• **TASK PROMPT**:
Each line containing the string "Reset" should be copied out of the entries.

• **AVAILABLE RECORDS**:
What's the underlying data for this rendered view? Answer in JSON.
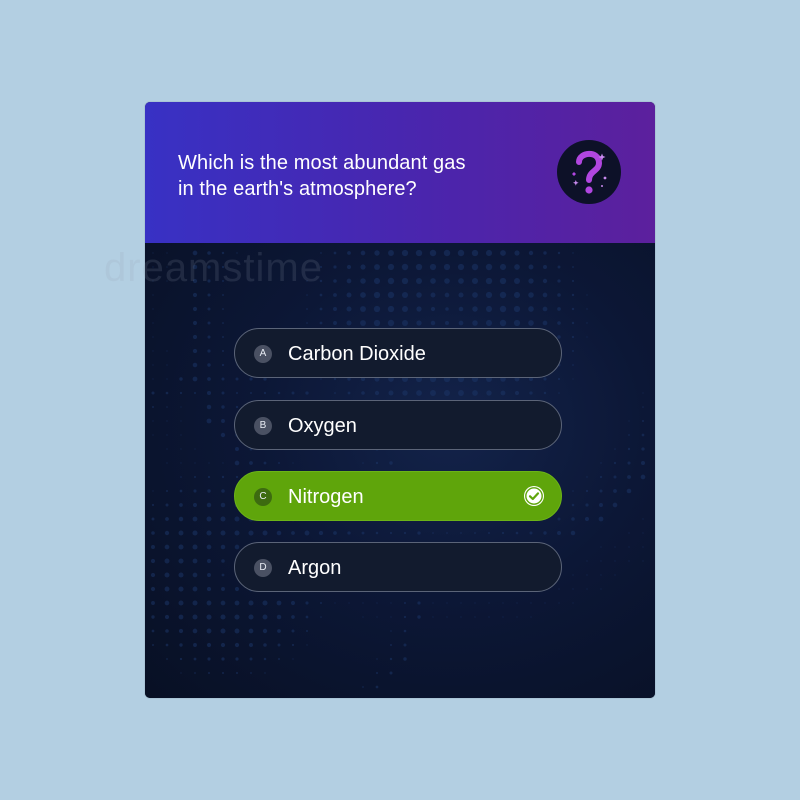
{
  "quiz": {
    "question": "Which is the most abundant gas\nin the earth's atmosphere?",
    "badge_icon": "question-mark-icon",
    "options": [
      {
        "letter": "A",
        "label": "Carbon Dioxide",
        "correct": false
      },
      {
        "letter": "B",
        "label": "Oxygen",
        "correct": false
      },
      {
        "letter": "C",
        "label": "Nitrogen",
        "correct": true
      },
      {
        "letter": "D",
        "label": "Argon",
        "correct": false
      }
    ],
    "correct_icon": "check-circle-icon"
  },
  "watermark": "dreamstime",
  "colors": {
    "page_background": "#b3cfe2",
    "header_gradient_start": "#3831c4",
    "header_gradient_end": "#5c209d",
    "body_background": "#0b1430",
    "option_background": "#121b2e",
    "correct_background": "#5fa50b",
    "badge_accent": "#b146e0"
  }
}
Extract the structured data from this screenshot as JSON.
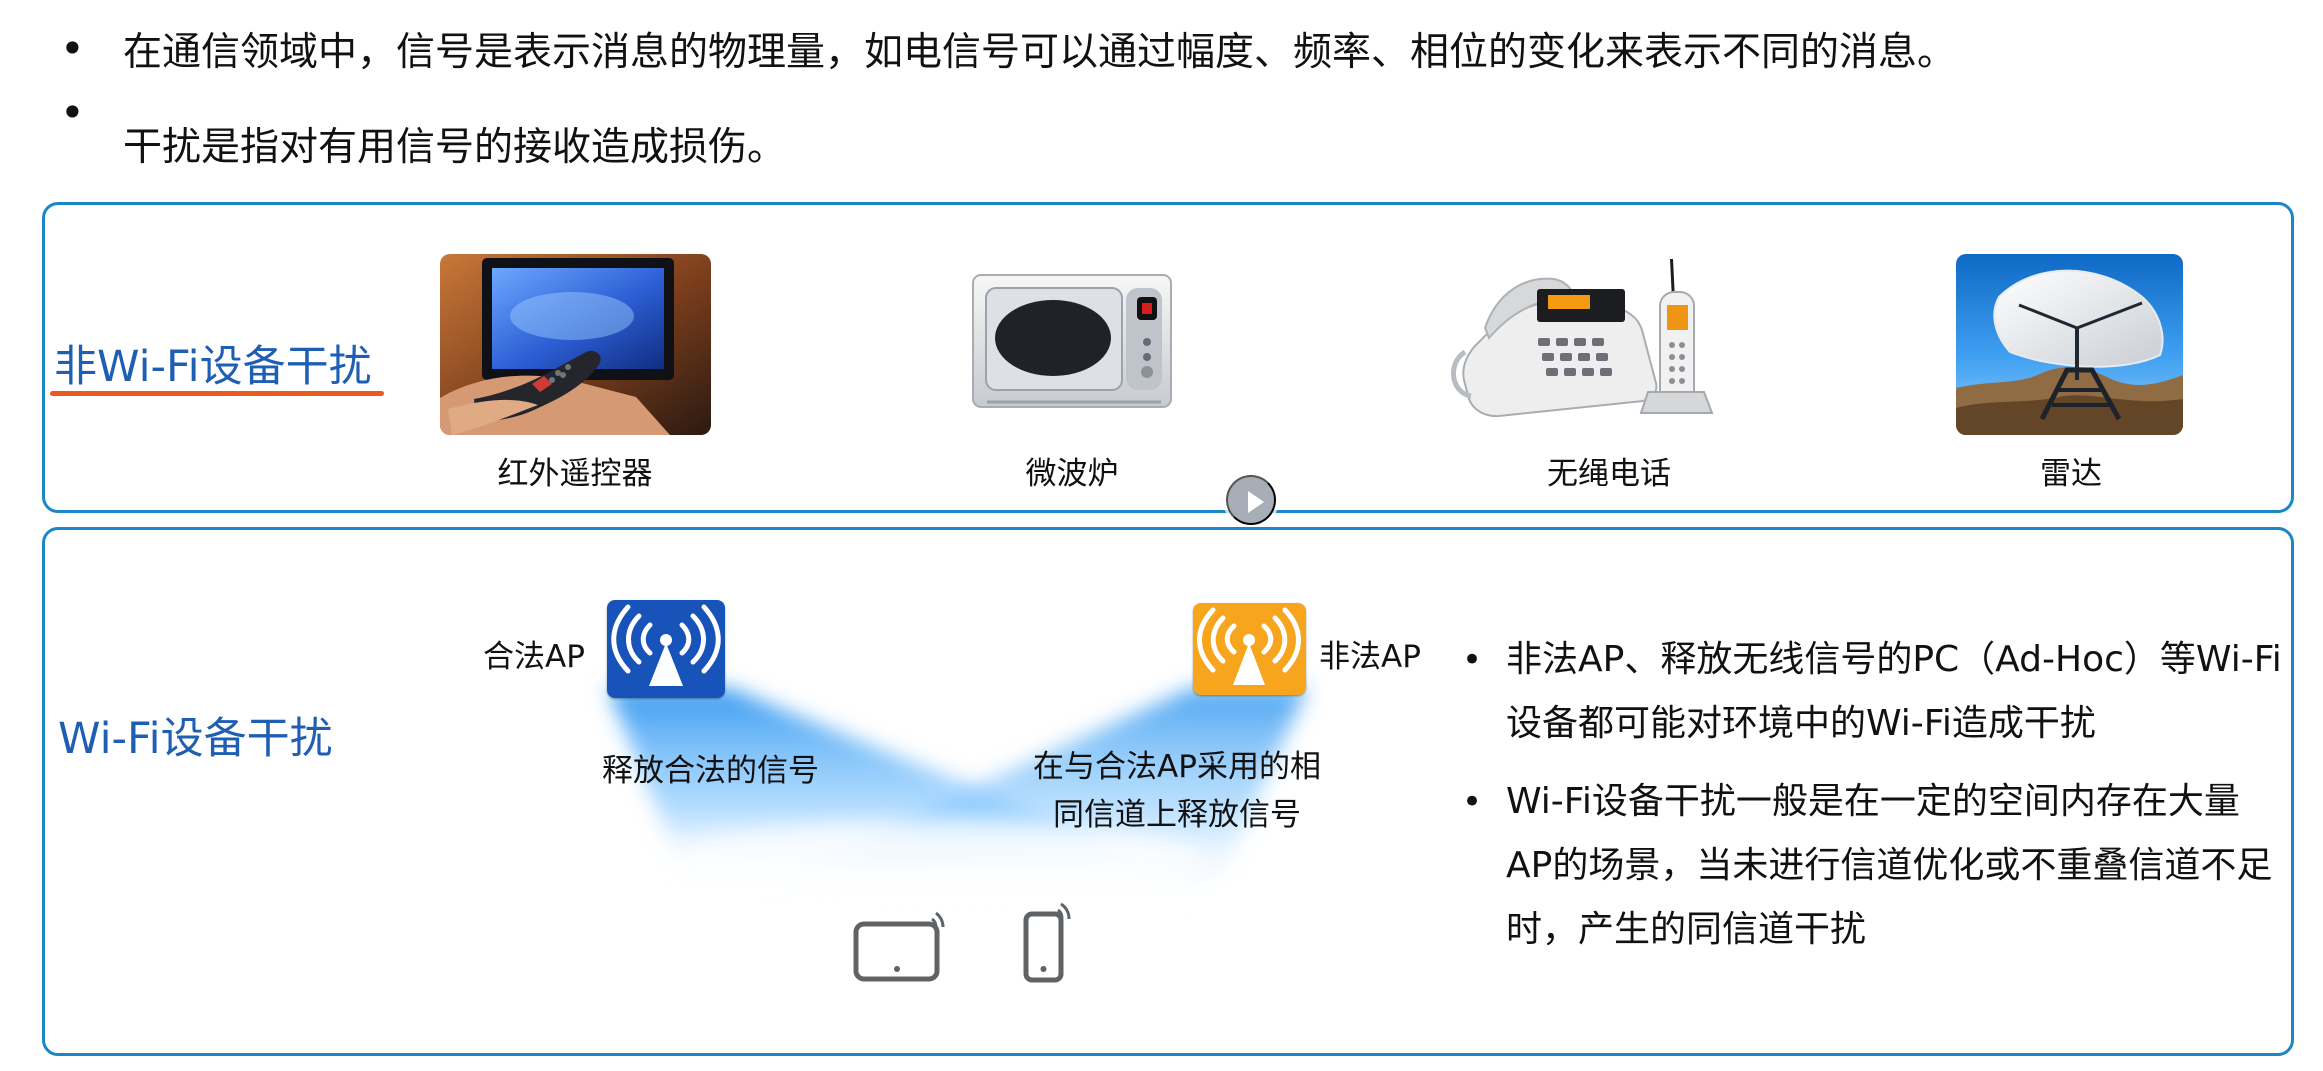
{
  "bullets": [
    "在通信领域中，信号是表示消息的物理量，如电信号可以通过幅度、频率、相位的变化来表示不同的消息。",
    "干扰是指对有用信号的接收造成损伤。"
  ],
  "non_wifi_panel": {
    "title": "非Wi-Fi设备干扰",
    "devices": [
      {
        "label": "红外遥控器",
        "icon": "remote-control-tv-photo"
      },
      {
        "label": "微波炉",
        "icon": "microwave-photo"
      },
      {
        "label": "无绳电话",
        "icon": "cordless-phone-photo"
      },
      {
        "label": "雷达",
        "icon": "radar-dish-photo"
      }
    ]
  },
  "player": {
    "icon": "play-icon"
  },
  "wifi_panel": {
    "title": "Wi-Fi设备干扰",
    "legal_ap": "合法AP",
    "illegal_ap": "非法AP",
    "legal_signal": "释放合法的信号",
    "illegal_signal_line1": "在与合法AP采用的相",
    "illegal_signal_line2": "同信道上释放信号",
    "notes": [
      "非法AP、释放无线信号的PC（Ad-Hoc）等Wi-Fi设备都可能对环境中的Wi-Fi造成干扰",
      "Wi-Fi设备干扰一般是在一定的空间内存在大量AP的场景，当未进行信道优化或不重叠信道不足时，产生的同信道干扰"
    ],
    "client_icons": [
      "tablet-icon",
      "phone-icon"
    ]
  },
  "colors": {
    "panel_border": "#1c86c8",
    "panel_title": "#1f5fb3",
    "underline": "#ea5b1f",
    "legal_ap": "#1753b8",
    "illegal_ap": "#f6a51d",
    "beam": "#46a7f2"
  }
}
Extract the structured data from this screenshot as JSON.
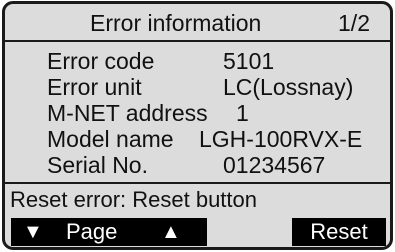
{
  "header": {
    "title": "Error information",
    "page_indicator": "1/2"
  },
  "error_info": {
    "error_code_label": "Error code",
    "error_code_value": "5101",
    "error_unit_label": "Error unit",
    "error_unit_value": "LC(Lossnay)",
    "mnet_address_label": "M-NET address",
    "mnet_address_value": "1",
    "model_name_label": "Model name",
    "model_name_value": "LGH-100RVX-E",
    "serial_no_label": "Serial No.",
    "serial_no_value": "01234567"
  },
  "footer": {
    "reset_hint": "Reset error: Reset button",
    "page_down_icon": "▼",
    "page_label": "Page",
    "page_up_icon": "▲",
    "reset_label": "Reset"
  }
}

• **YOUR SOLUTION**:
    "reset_hint": "Reset error: Reset button",
    "reset_label": "Reset"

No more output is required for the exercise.